For centuries, consumers have had no choice but to trust in the banking system. Anyone looking to secure their financial future was encouraged to entrust their savings to banks. Banks and financial institutions enjoyed dominance and a steady stream of consumers willing to hand over their life savings so banks could put these at risk whilst chasing a profit. You can read more about how consumers have been punished for saving as their purchasing power reduces as the value of cash declines in my recent blog for Scottish Financial News.
Fortunately, things are beginning to change. Consumers now have more options available to them than ever before; able to trade cryptocurrencies or spend and share in real gold via Glint’s app and Mastercard®. But, crucially, consumer awareness has also shifted and there is now greater understanding that there are alternatives to fiat currencies and government-backed money. These are experiencing a surge in popularity; for example, it’s estimated that there will be a billion Bitcoin users by 2025, whilst, at Glint, we’ve seen our number of clients increase by 40% in the last four months. The alternatives are certainly gathering momentum.
Central banks and traditional financial institutions are understandably nervous about this rise and, for the first time, see their dominance threatened. In order to cement their position, it’s likely that they will mount a strong fightback against the alternative currencies. How might they do this?
The anonymous nature of cryptos means we could see governments seek to criminalise ownership and shut down exchanges. US Treasury Secretary Janet Yellen has used strong language when discussing Bitcoin in recent weeks and linked its use to illegal activities. This all suggests that it is coming under increasing scrutiny.
We’ve also seen several celebrities and influencers in recent months shilling for cryptocurrencies such as Bitcoin and Dogecoin. A range of individuals, including Snoop Dogg, Gene Simmons and Elon Musk (more on him later), have promoted cryptocurrencies and in some cases have contributed to spikes in price. This is a major cause for concern. The value of a viable currency should be based on its performance, not on the popularity of whoever happens to be tweeting about it. Consumers and private investors need to be very wary of tying their financial security to the popularity of an individual. After all, what goes up, can come down - this bubble could burst and many could see the value of their portfolios collapse overnight. Could we see central banks and regulators taking a much closer look at celebrity endorsements in the name of protecting consumers from themselves?
There are already reports that the SEC is investigating Tesla’s purchase of $1.5bn Bitcoin and the timing of Elon Musk’s tweets which helped to drive the price to an all-time high. I’d expect to see increased focus on cryptocurrencies, as governments look to rein it in from its current wild west landscape to something more rigid and controlled. It seems that the regulators are circling.

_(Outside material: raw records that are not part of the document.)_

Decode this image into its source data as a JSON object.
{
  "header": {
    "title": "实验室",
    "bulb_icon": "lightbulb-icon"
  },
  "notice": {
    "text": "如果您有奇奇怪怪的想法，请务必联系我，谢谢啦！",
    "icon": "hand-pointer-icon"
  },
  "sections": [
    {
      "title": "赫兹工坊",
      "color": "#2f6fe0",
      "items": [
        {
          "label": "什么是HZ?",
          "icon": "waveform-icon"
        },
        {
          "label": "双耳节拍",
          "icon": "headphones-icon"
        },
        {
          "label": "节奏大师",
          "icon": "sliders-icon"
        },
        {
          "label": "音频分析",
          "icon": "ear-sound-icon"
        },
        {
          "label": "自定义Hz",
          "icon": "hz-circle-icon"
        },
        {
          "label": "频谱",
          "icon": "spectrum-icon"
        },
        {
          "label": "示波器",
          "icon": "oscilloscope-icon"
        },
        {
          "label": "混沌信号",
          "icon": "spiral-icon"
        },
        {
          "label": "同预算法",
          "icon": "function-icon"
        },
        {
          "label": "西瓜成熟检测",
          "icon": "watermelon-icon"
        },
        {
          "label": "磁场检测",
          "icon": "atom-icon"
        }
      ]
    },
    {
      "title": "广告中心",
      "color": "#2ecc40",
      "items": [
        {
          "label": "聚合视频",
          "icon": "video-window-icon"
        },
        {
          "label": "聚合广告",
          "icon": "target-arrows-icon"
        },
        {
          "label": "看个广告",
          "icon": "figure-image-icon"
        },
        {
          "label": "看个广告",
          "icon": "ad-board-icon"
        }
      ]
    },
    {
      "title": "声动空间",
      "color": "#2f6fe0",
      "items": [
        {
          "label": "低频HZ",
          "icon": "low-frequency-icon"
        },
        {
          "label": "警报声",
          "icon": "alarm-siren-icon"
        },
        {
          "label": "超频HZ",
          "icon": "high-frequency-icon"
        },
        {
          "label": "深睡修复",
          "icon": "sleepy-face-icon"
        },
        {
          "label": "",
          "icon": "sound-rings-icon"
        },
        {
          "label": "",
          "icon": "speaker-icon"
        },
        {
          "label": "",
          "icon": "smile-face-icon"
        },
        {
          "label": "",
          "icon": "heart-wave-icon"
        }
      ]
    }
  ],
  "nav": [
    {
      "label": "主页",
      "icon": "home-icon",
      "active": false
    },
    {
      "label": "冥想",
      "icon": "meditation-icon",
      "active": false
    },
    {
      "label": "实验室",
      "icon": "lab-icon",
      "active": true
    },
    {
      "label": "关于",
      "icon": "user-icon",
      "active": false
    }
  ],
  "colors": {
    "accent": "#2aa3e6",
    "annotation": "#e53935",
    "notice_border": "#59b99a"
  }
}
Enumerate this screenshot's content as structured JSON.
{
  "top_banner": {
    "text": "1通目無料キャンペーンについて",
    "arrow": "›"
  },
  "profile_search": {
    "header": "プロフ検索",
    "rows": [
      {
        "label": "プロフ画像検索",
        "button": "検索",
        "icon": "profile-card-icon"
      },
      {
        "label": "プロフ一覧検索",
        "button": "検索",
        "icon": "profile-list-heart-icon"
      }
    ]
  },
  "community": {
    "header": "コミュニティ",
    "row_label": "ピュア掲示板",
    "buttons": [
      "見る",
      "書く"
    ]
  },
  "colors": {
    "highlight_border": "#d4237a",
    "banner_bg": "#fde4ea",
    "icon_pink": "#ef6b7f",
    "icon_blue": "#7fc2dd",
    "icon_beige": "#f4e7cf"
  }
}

But perhaps the most significant step by central banks to respond to the threat of alternative currencies is the development of Central Bank Digital Currencies (CBDCs). Currently, China is leading the race to launch its own CBDC, already trialling and expanding its rollout to several cities, but other countries and governments are accelerating their activities here too. In fact, research from the Bank for International Settlements (BIS) suggests that 86% of central banks are engaged in some sort of CBDC activity, with central banks responsible for the finances of a fifth of the world’s population looking to launch a CBDC within the next three years.

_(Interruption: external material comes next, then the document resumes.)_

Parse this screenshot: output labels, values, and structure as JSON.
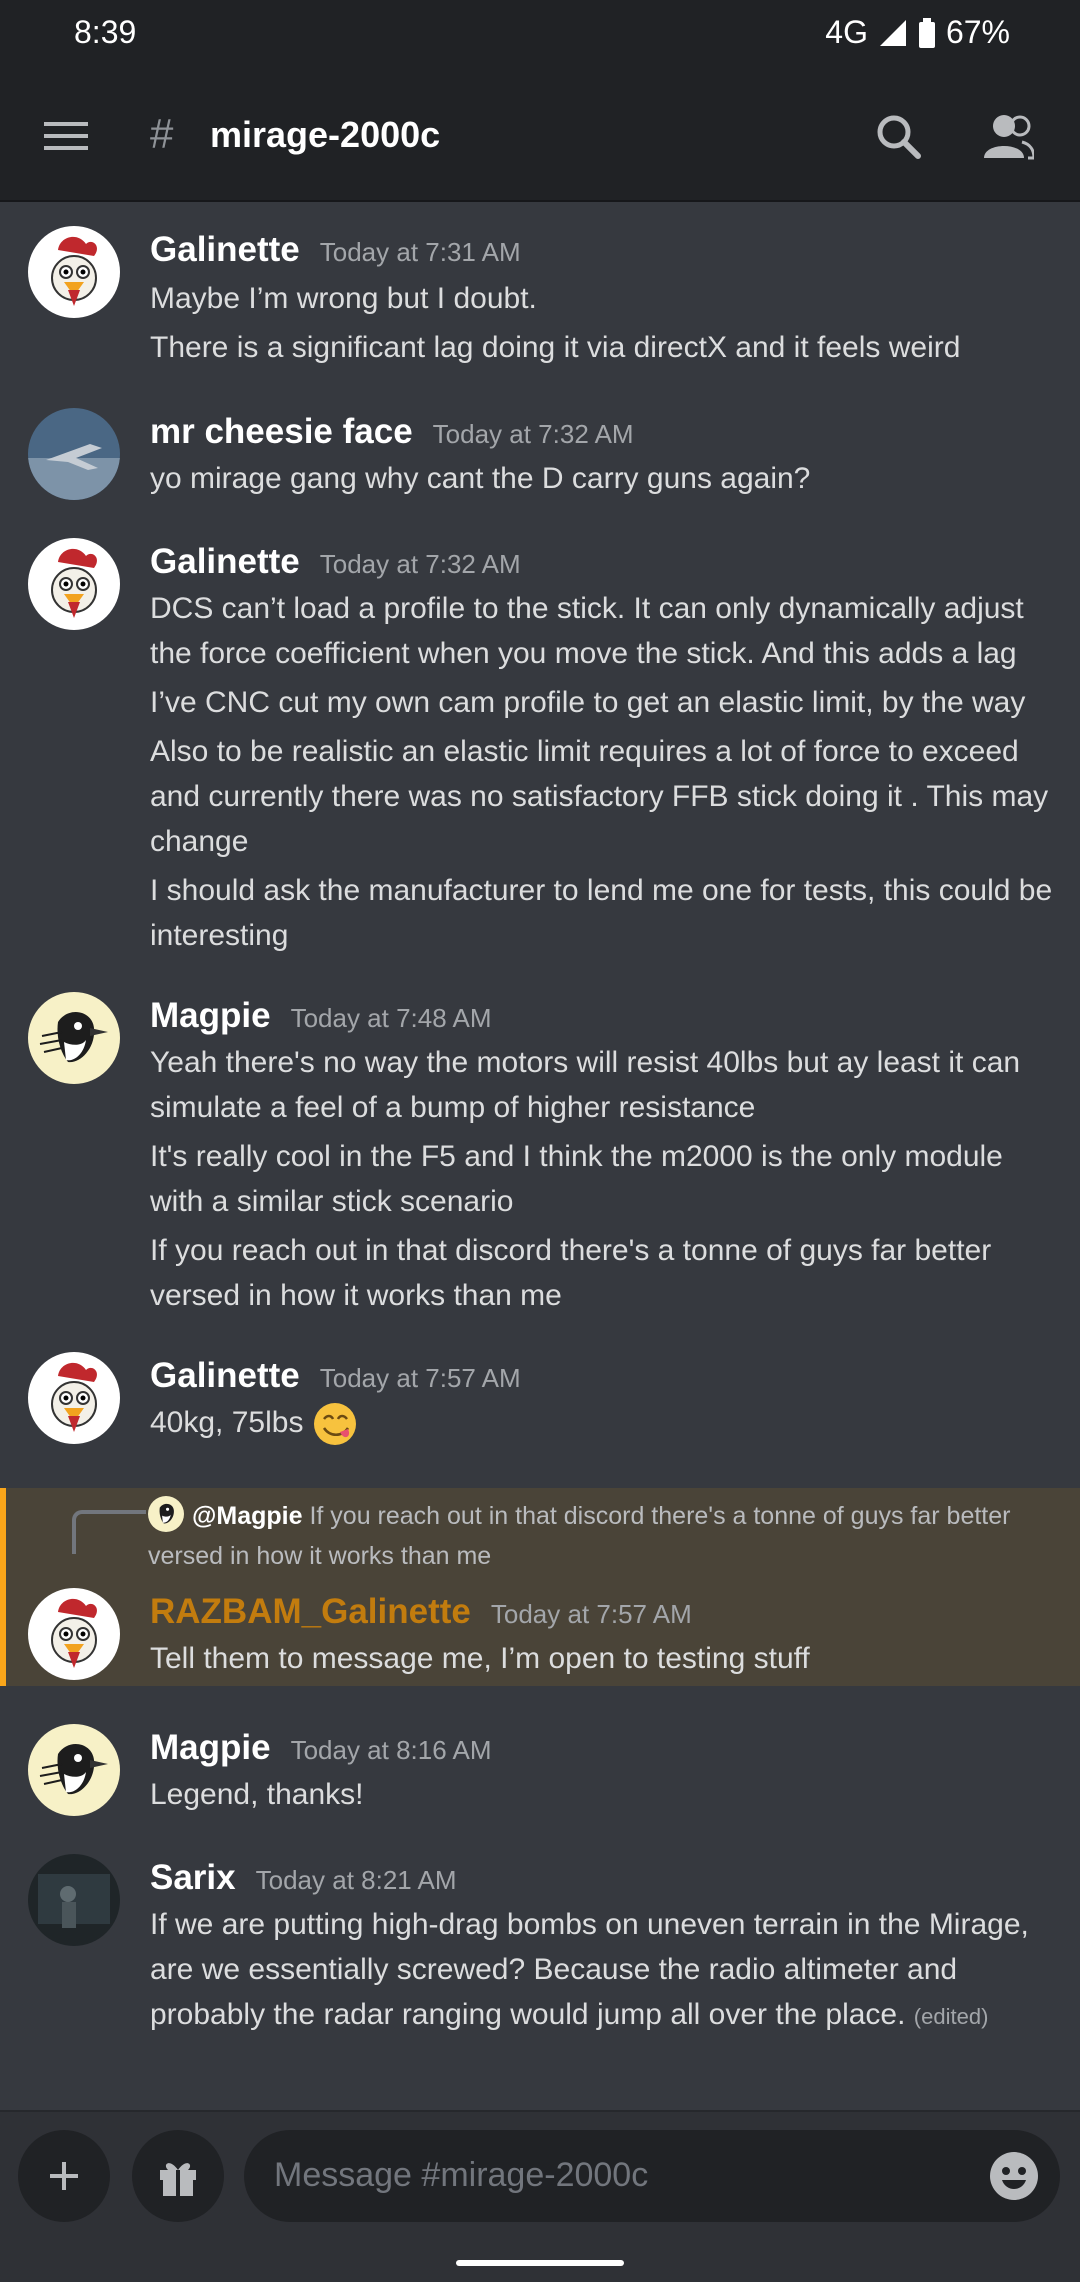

How will CBDCs impact cryptocurrencies? Whilst we can’t know for certain, it could be that cryptos are driven back underground and out of the mainstream. These government-backed CBDCs will offer all the accessibility and usability that attracts many towards cryptocurrencies but will be based on something with a more tangible value – fiat currencies, whether that’s the dollar, sterling or Yuan.

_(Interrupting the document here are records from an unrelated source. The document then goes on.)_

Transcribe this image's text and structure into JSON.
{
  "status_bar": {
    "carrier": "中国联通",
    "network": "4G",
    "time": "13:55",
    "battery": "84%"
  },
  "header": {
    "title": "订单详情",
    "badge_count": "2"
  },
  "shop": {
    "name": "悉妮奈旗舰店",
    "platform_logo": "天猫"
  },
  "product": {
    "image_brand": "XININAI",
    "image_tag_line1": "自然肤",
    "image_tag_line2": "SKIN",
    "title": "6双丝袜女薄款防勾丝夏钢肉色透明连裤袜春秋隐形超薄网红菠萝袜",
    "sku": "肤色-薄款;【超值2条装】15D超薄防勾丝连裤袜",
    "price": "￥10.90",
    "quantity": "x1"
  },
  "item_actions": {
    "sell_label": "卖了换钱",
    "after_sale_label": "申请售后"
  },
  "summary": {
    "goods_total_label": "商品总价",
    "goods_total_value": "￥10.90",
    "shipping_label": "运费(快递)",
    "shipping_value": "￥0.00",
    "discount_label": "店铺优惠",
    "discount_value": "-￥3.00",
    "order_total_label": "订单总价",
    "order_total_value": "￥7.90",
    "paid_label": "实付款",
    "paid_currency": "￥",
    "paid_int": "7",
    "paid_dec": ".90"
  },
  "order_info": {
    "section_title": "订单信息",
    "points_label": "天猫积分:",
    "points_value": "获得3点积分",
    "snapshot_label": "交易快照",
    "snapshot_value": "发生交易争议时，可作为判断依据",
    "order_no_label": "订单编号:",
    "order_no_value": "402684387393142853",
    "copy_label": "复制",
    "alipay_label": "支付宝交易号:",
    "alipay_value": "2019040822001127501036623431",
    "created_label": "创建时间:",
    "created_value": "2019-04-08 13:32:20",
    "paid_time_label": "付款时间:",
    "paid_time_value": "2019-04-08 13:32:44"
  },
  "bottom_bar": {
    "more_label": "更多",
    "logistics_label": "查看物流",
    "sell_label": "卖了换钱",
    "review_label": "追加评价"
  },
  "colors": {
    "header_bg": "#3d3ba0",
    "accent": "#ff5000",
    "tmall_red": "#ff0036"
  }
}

And here lies the problem. If a digital currency is backed by fiat money, then its value is impacted in the exact same way as cash or savings. Whether you are using a £10 note or £10 in a CBDC, the value of cash and your purchasing power will be eroded through a combination of inflation outstripping interest rates, continued quantitative easing and increased borrowing. It’s important that consumers remember that the underlying factors that drove them towards alternative currencies whether gold or crypto, are unlikely to be solved with the introduction of CBDCs.
Unfortunately, the launch of CBDCs is likely to be merely a power grab by central banks – it may at first seem as though consumers have more choice, but we will still suffer from the same issues that have plagued savers for decades. The power will remain with the financial institutions which have controlled our finances for generations, to the continued detriment of consumers and savers worldwide. We’ve reached a potentially decisive moment in unlocking fair access to money and providing everyone with an equal opportunity to prosper, it’s vital that we don’t stop now.